JoAnne (Gunderson) Carner followed Harbottle, surpassing her feat by not only claiming a record five U.S. Women's Amateur titles (1957, '60, '62, '66 and '68) and winning the 1960 National Women's Championship as an Arizona State Sun Devil, she also had a hall-of-fame LPGA career.
Other local greats won national acclaim as players, architects, and even instructors. Yakima's Kermit Zarley - surely a starter on the "all-name team" - had some modest success as a PGA professional. Ben Crane became the slowest player ever to win a PGA event and was a sympathetic victim of the mercurial Rory Sabbatini during one of the South African's frequent meltdowns. Not only did John Fought (pronounced "Fote") win the 1977 U.S. Amateur at Aronimink, but he has become a well-respected golf architect. One of his greatest contributions is his outstanding restoration of Pine Needles Golf Club, which will soon host its third U.S. Women's Open. And one of the nation's top instructors, Jim McLean, is a native of Seattle who won PNGA Men's Amateur titles in 1969, '71 and '72.
With its broad and deep coverage of the early years of golf history in the region, the players and personalities from the Northwest, the tournaments contested and the golf courses that grace the region, "Championships and Friendships" is the most comprehensive and accurate book on its topic: a one-stop shop for answers to any questions concerning golf in the Pacific Northwest.
Shelley and Riste have a casual but informative tone tempered with a deft touch. They bring stories to life with a vibrancy and sincerity that makes the book a terrific volume for the coffee table. Leaf through it a little at a time in between losses by the Seahawks (or whichever your team may be) and keep it handy on an accessible shelf to research any questions that might pop up. With an interesting anecdote on every page, this book is a must for any complete golf library.

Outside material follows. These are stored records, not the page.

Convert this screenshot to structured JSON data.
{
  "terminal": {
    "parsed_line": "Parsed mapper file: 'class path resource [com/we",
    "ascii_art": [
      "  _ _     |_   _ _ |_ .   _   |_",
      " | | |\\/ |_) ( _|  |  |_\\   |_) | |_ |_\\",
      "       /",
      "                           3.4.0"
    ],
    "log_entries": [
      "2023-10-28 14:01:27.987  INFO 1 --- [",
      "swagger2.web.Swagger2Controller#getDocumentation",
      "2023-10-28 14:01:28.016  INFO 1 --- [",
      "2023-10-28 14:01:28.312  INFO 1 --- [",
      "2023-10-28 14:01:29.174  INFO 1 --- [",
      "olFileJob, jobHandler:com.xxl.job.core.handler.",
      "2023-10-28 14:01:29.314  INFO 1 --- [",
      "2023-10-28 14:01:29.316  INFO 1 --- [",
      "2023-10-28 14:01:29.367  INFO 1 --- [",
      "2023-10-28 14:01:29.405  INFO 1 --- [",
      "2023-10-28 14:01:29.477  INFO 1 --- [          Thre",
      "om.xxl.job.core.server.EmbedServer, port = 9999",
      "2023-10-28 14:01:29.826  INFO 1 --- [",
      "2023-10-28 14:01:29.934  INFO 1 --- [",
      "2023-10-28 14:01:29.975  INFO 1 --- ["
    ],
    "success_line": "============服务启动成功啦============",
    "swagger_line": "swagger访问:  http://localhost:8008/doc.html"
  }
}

"Championships & Friendships: The First 100 Years of the PNGA," 438 pages, $49.95 (plus shipping), available from the PNGA (206/526-1238; email: email@example.com); each volume is numbered.
Since launching his first golf writing website in 2004, http://www.jayflemma.thegolfspace.com, Jay Flemma's comparative analysis of golf designs and knowledge of golf course architecture and golf travel have garnered wide industry respect. In researching his book on America's great public golf courses (and whether they're worth the money), Jay, an associate editor of Cybergolf, has played over 220 nationally ranked public golf courses in 37 different states. Jay has played about 1,649,000 yards of golf - or roughly 938 miles. His pieces on travel and architecture appear in Golf Observer (www.golfobserver.com), Cybergolf and other print magazines. When not researching golf courses for design, value and excitement, Jay is an entertainment, copyright, Internet and trademark lawyer and an Entertainment and Internet Law professor in Manhattan. His clients have been nominated for Grammy and Emmy awards, won a Sundance Film Festival Best Director award, performed on stage and screen, and designed pop art for museums and collectors. Jay lives in Forest Hills, N.Y., and is fiercely loyal to his alma maters, Deerfield Academy in Massachusetts and Trinity College in Connecticut.